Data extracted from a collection
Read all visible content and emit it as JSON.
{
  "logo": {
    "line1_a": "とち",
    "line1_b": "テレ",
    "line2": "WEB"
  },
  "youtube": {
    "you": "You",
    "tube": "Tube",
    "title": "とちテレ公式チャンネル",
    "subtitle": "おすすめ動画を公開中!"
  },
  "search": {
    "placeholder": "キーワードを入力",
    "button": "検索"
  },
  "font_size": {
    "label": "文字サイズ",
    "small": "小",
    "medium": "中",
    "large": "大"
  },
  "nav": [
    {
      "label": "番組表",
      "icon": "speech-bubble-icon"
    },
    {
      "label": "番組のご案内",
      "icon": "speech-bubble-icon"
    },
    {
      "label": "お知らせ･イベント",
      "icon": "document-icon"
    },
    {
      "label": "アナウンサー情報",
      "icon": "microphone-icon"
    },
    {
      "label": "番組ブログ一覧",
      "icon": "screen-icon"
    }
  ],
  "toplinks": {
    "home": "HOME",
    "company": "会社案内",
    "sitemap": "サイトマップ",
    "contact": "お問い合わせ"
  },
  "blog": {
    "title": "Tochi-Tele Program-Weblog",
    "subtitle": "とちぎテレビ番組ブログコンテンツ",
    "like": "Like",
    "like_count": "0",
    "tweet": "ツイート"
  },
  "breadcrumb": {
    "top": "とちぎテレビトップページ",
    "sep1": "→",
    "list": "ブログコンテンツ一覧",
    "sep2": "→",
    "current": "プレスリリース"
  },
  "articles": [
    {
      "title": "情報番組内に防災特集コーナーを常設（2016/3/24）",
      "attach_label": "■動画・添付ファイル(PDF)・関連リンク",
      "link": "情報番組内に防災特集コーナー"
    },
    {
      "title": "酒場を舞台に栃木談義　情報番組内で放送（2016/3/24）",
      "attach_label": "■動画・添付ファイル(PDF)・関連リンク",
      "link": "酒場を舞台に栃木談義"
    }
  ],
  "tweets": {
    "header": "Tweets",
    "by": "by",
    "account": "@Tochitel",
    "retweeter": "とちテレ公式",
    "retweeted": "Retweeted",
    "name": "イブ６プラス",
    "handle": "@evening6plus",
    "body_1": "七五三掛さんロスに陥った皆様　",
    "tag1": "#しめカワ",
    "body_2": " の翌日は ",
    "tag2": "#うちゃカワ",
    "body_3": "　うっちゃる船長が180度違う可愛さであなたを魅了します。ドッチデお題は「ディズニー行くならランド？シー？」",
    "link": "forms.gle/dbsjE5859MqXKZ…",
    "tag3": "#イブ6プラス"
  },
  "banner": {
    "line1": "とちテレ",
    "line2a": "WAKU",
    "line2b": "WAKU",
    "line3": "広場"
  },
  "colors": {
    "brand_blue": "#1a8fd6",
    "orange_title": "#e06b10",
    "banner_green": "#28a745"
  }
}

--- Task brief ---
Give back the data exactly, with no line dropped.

--- Answer for this exercise ---
Read all visible content and emit it as JSON.
{
  "logo": {
    "line1_a": "とち",
    "line1_b": "テレ",
    "line2": "WEB"
  },
  "youtube": {
    "you": "You",
    "tube": "Tube",
    "title": "とちテレ公式チャンネル",
    "subtitle": "おすすめ動画を公開中!"
  },
  "search": {
    "placeholder": "キーワードを入力",
    "button": "検索"
  },
  "font_size": {
    "label": "文字サイズ",
    "small": "小",
    "medium": "中",
    "large": "大"
  },
  "nav": [
    {
      "label": "番組表",
      "icon": "speech-bubble-icon"
    },
    {
      "label": "番組のご案内",
      "icon": "speech-bubble-icon"
    },
    {
      "label": "お知らせ･イベント",
      "icon": "document-icon"
    },
    {
      "label": "アナウンサー情報",
      "icon": "microphone-icon"
    },
    {
      "label": "番組ブログ一覧",
      "icon": "screen-icon"
    }
  ],
  "toplinks": {
    "home": "HOME",
    "company": "会社案内",
    "sitemap": "サイトマップ",
    "contact": "お問い合わせ"
  },
  "blog": {
    "title": "Tochi-Tele Program-Weblog",
    "subtitle": "とちぎテレビ番組ブログコンテンツ",
    "like": "Like",
    "like_count": "0",
    "tweet": "ツイート"
  },
  "breadcrumb": {
    "top": "とちぎテレビトップページ",
    "sep1": "→",
    "list": "ブログコンテンツ一覧",
    "sep2": "→",
    "current": "プレスリリース"
  },
  "articles": [
    {
      "title": "情報番組内に防災特集コーナーを常設（2016/3/24）",
      "attach_label": "■動画・添付ファイル(PDF)・関連リンク",
      "link": "情報番組内に防災特集コーナー"
    },
    {
      "title": "酒場を舞台に栃木談義　情報番組内で放送（2016/3/24）",
      "attach_label": "■動画・添付ファイル(PDF)・関連リンク",
      "link": "酒場を舞台に栃木談義"
    }
  ],
  "tweets": {
    "header": "Tweets",
    "by": "by",
    "account": "@Tochitel",
    "retweeter": "とちテレ公式",
    "retweeted": "Retweeted",
    "name": "イブ６プラス",
    "handle": "@evening6plus",
    "body_1": "七五三掛さんロスに陥った皆様　",
    "tag1": "#しめカワ",
    "body_2": " の翌日は ",
    "tag2": "#うちゃカワ",
    "body_3": "　うっちゃる船長が180度違う可愛さであなたを魅了します。ドッチデお題は「ディズニー行くならランド？シー？」",
    "link": "forms.gle/dbsjE5859MqXKZ…",
    "tag3": "#イブ6プラス"
  },
  "banner": {
    "line1": "とちテレ",
    "line2a": "WAKU",
    "line2b": "WAKU",
    "line3": "広場"
  },
  "colors": {
    "brand_blue": "#1a8fd6",
    "orange_title": "#e06b10",
    "banner_green": "#28a745"
  }
}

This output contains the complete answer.